You are young and ambitious and you want to bring what you consider your chevaux de bataille, your war horse. To find this piece, you need to be advised adequately by your teacher or manager and, above all, know yourself well. I prefer to listen to easier pieces sung with a wonderful mastery than difficult arias that are sung with a struggle and make me nervous and ill at ease as a listener. The bottom line is to present repertoire that shows you at your best.
The list of 3 to 5 arias that you present to the audition panel say a lot about you. Each aria should demonstrate your present skills, the consistency of your technique, your sense of style, your linguistic capacities, your musicality, and your understanding of the text. When choosing these selections, have an idea of the steps you would like to take in the planning of your career. For example, what role would you feel ready to perform professionally right now? What do you believe you will be singing in the near future? Remember to be realistic with these goals.
Your repertoire must be selections that you are ready to sing on any day, in any order the jury chooses. If you have put an aria on your list, it means you are willing to sing it, so don’t frown or have a negative reaction if being asked for one that is not in your order of priorities. I sometimes like to give the second choice to the singer, and I’m always surprised how some of them react in a clumsy way.
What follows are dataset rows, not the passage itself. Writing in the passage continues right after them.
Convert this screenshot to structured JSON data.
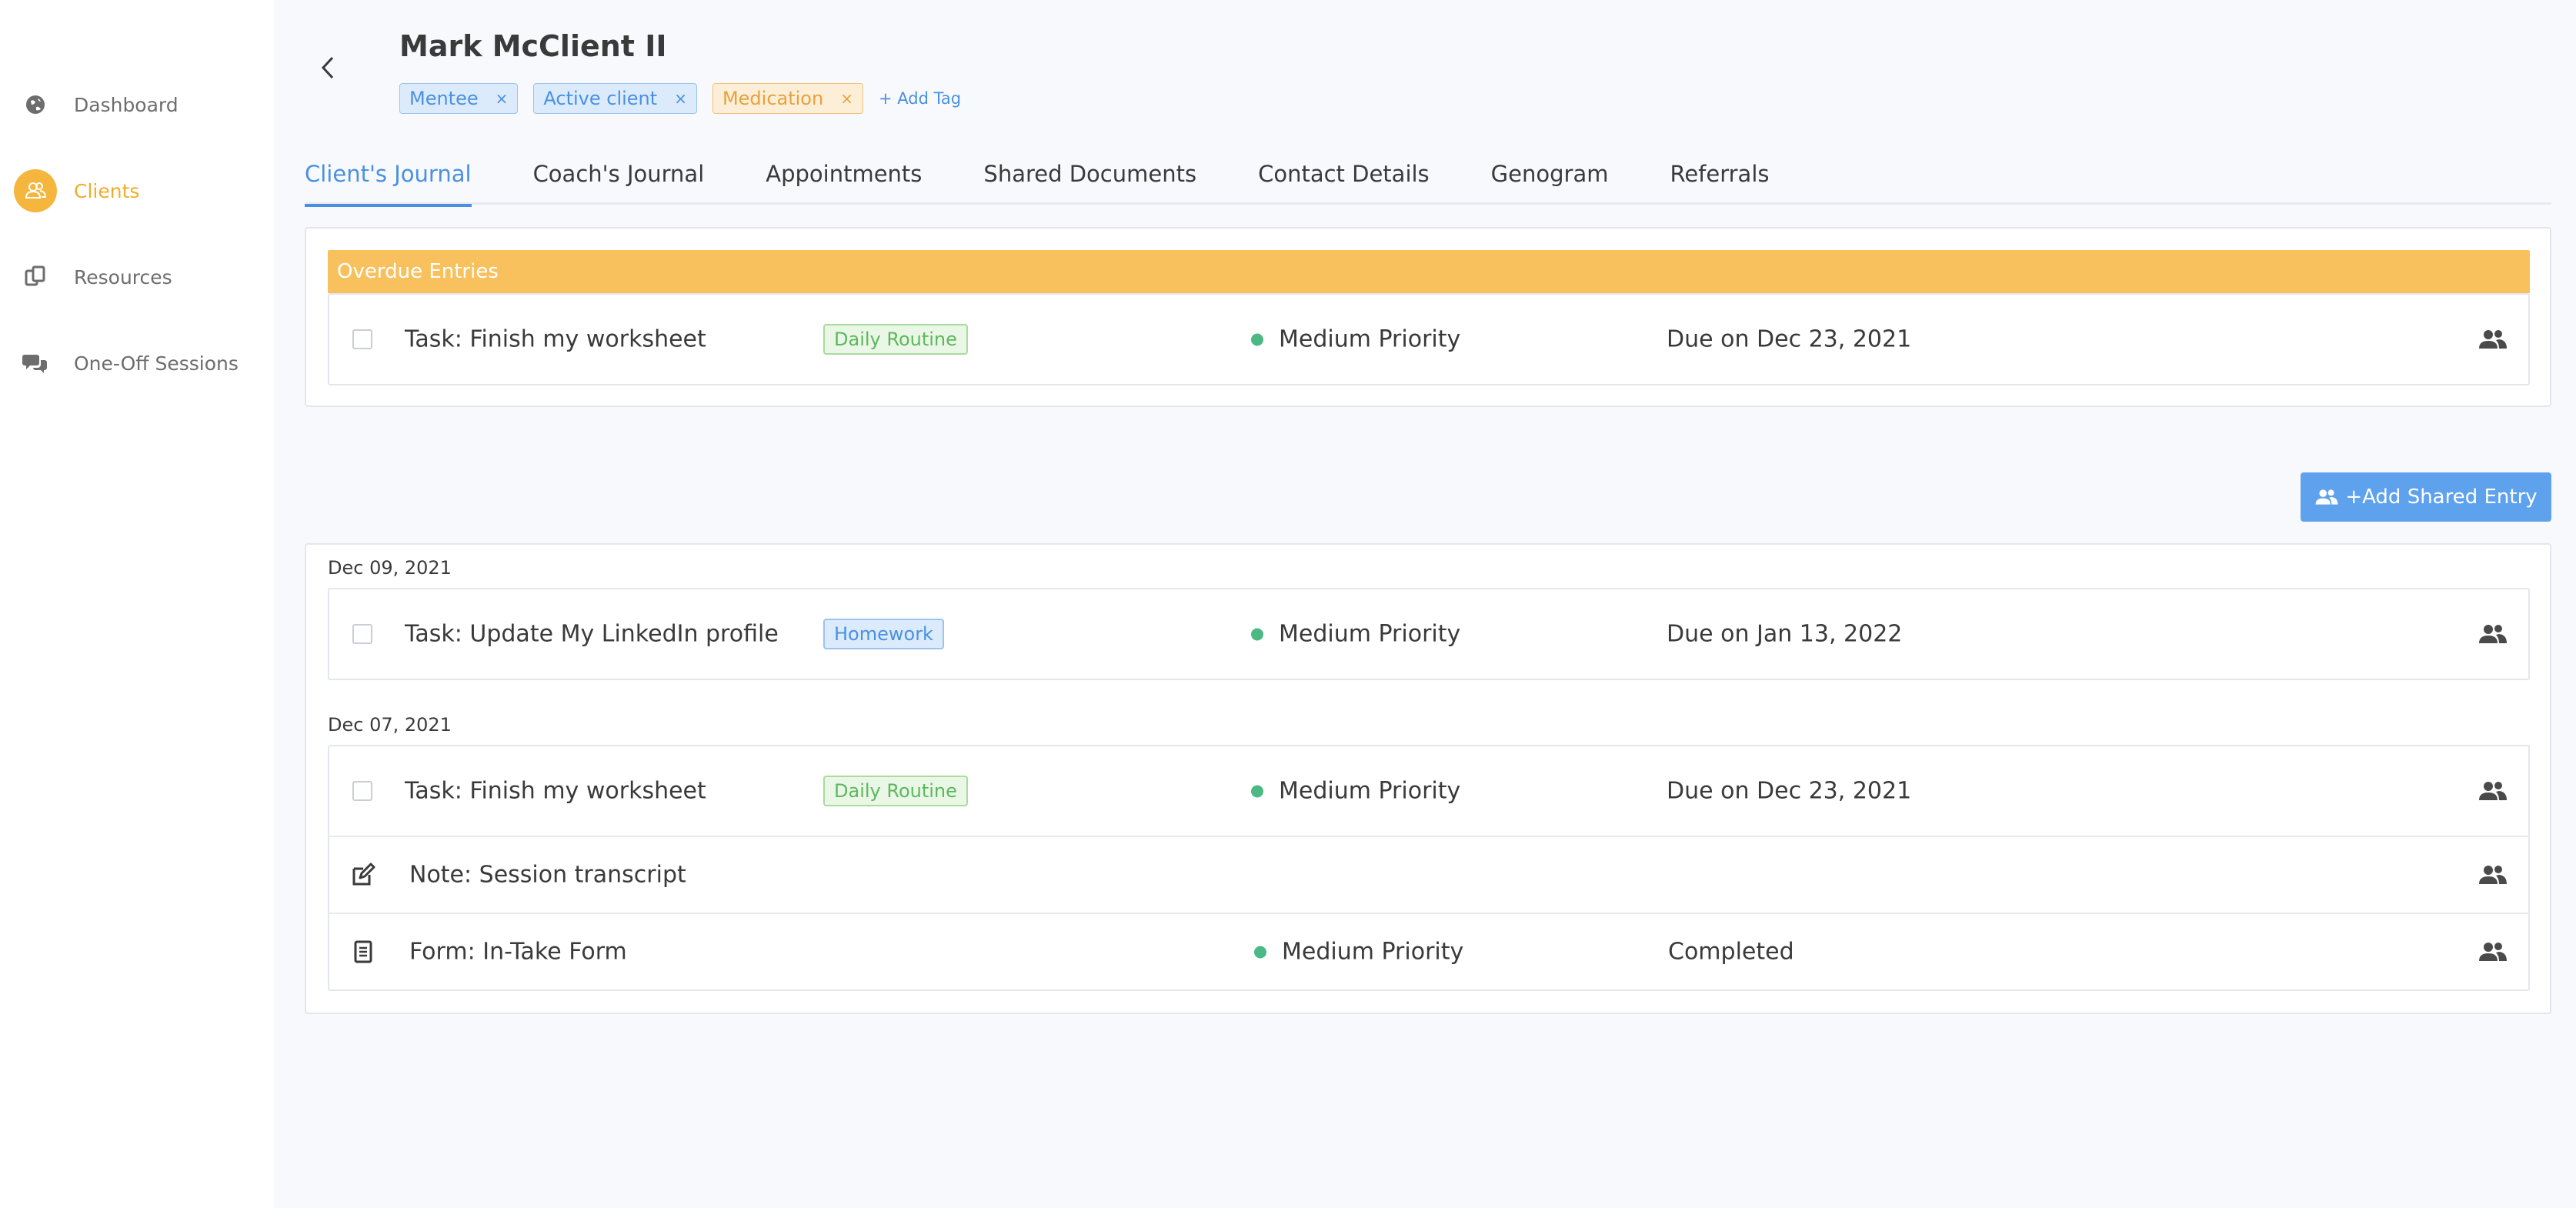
{
  "sidebar": {
    "items": [
      {
        "label": "Dashboard",
        "icon": "globe-icon"
      },
      {
        "label": "Clients",
        "icon": "clients-icon",
        "active": true
      },
      {
        "label": "Resources",
        "icon": "copy-icon"
      },
      {
        "label": "One-Off Sessions",
        "icon": "comments-icon"
      }
    ]
  },
  "header": {
    "client_name": "Mark McClient II",
    "tags": [
      {
        "label": "Mentee",
        "color": "#4a90e2"
      },
      {
        "label": "Active client",
        "color": "#4a90e2"
      },
      {
        "label": "Medication",
        "color": "#e8a13a"
      }
    ],
    "tag_remove": "×",
    "add_tag_label": "+ Add Tag"
  },
  "tabs": [
    {
      "label": "Client's Journal",
      "active": true
    },
    {
      "label": "Coach's Journal"
    },
    {
      "label": "Appointments"
    },
    {
      "label": "Shared Documents"
    },
    {
      "label": "Contact Details"
    },
    {
      "label": "Genogram"
    },
    {
      "label": "Referrals"
    }
  ],
  "overdue": {
    "header": "Overdue Entries",
    "entries": [
      {
        "title": "Task: Finish my worksheet",
        "category": "Daily Routine",
        "priority": "Medium Priority",
        "due": "Due on Dec 23, 2021"
      }
    ]
  },
  "add_shared_entry_label": "+Add Shared Entry",
  "journal": {
    "groups": [
      {
        "date": "Dec 09, 2021",
        "entries": [
          {
            "title": "Task: Update My LinkedIn profile",
            "category": "Homework",
            "priority": "Medium Priority",
            "due": "Due on Jan 13, 2022"
          }
        ]
      },
      {
        "date": "Dec 07, 2021",
        "entries": [
          {
            "title": "Task: Finish my worksheet",
            "category": "Daily Routine",
            "priority": "Medium Priority",
            "due": "Due on Dec 23, 2021"
          },
          {
            "title": "Note: Session transcript"
          },
          {
            "title": "Form: In-Take Form",
            "priority": "Medium Priority",
            "status": "Completed"
          }
        ]
      }
    ]
  },
  "colors": {
    "accent": "#4a90e2",
    "sidebar_active": "#f5b63e",
    "overdue_header": "#f8c15e",
    "priority_medium": "#4cb985",
    "button": "#5ea2ee"
  }
}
It may very well happen that your favorite aria is the pet hate of some jury member. How could you have known? Nevertheless, seize the opportunity to make him or her discover it again. Find out what arias pay the most dividends for you and surprise the jury with the way you make them yours in a very special way. Even though your aria may have been heard ten times already, do it with conviction. I’m all the more impressed with a singer who reconciles me with an aria that I was fed up with than with someone who sings a favorite of mine in a colorless manner.
You can never be too prepared for an audition, nor can you leave any of the details to luck. Before an important audition, gather a few people together and do a mock audition for them, especially if you will be performing new arias. Ask someone to videotape it for you, and do not hesitate to ask for feedback. Do not do this the day before, as it may discourage you. Allow yourself some time to adjust to their comments. Never underestimate the power of a first impression. When you prepare for an audition, visualize yourself many times entering the hall, and refine your demeanor. The way you walk into the room and towards the piano tells us a lot about you. If you are not addressed by your name right from the beginning, do not hesitate to introduce yourself and your accompanist. I personally like a singer who maintains a cordial distance. Shaking hands is fine if you already know somebody on the panel, but most of the times, it seems artificial and makes people uneasy Practice announcing your arias in a clear and well projected voice. If you are auditioning for professionals in the field, you will not need to give a lot of details if you are singing one of the “greatest hits.” However, do say more than a word to announce your aria, and be prepared to answer a few questions. Sometimes it is important for an audition panel to know what kin
About the Author: Soprano Chantal Lambert is pursuing an active career as a singer as well as directing the Program at the Atelier lyrique de l’Opéra de Montréal since 1990. She a regular guest at the CBS radio station (SRC), and is the co-author of three lexicons (English, Italian and German) for the young opera singer.